Repository logo



Journal Title

Journal ISSN

Volume Title





Degree Level

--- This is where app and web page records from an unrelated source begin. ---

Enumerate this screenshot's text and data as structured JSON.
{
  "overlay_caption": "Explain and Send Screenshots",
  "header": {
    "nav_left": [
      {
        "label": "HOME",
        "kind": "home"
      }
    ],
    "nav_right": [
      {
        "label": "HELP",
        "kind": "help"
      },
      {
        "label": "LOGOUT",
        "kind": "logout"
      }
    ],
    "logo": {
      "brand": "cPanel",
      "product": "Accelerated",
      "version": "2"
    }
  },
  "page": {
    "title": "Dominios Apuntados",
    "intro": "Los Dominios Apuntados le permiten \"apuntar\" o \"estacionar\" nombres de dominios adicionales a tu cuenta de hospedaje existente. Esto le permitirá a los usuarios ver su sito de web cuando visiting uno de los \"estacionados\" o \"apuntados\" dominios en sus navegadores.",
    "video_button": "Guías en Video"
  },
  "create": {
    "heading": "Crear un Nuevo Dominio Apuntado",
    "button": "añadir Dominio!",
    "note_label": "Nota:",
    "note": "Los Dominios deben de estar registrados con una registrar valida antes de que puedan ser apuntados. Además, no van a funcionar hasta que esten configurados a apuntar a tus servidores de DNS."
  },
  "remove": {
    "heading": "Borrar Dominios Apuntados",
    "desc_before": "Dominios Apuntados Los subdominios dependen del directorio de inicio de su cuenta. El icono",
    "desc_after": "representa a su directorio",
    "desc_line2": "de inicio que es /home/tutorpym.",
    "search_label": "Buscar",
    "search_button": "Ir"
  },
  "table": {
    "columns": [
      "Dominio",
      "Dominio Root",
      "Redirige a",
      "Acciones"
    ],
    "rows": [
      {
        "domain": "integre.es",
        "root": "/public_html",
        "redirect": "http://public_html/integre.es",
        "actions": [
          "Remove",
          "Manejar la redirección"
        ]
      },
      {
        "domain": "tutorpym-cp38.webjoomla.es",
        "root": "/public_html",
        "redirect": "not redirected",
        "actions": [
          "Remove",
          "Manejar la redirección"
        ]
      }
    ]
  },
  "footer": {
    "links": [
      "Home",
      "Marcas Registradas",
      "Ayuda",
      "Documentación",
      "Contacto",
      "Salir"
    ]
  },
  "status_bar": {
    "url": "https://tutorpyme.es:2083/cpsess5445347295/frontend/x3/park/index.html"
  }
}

Profound advances in cardiovascular disease (CVD) treatments have been made over the last two decades. However, poor adherence to preventative therapies remains a critical problem in the health of Canadians. Despite decades of research, contemporary knowledge about adherence is often based on theory that has not been confirmed with quantitative research findings. For example, adherence to preventative medications is widely considered to reduce risks for major health outcomes. However, major differences in the estimation of medication adherence benefits exist. Thus, a study was conducted to determine if the association between poor adherence and the risk of death was influenced by the method used to identify optimal adherence. The impact of adherence to statin medications on mortality was assessed among a cohort of 9,051 individuals who received a statin medication following discharge from a hospitalization for acute coronary syndrome (ACS). Using a fixed-summary measure, optimal adherence to statins was not associated with mortality benefits (adjusted HR 0.97, 95%CI 0.86 to 1.09, p=0.60). In contrast, the repeated measures approach resulted in a significant 25% reduction in the risk of death among adherent individuals (adjusted HR 0.75, 95%CI 0.67 to 0.85, p<0.01). However, neither estimate could be regarded as the most robust. Thus, until a gold standard method is established, researchers should report the estimates resulting from both methods. Among all adherence predictors, socioeconomic status (SES) is widely considered to be prominent because of its associations with many factors theoretically affecting adherence such as economic, social, and education-related features. However, published studies have reported inconsistent results about the impact of SES on adherence. A systematic review of published studies examining predictors of antihypertensive medications adherence was performed. Almost half of studies reviewed neglected to measure SES; and in studies where SES was measured, income assessment was typically the only measure. Overall, only a minor association between SES and adherence was observed after pooling all available data (pooled adjusted risk estimate for non-adherence according to SES (high versus low) 0.89, 95% CI 0.87 to 0.92; p<0.001). It was hypothesized that the performance of adherence prediction models would improve if SES was represented using more comprehensive measures. A retrospective cohort of individuals who received a statin medication following discharge from a hospitalization for coronary heart disease was identified and followed for one year. Multi-domain measures did not improve the prediction performance of the population adherence model compared to single-domain measures. Overall, all SES measures examined had a very limited impact on prediction adherence. Supporting patients to adhere to their medications is a vital goal health care providers strive to achieve. Non-adherence to preventative medications is highly prevalent among patients surviving acute coronary syndrome (ACS). However, only few patients receive appropriate care after their ACS through support programs such as cardiac rehabilitation (CR). Because pharmacist’s interventions were shown to have beneficial impact on medication adherence in various settings, a streamlined pharmacist’s intervention in CR setting was investigated through a randomized clinical trial. The impact of this intervention was assessed through the proportion of patients who achieved optimal adherence. Although this proportion did not improve among the intervention group in comparison to the control group, an unexpected high prevalence of optimal adherence was obtained. A selection bias of highly motivated individuals in this study may explain this extraordinary adherence level. Results of the four independent research studies included in this dissertation provide novel insight relating to the factors, outcomes, and possible modalities to mitigate non-adherence in Canada. Further research is essential to help in relieving this major population health problem.






Doctor of Philosophy (Ph.D.)


Pharmacy and Nutrition





Part Of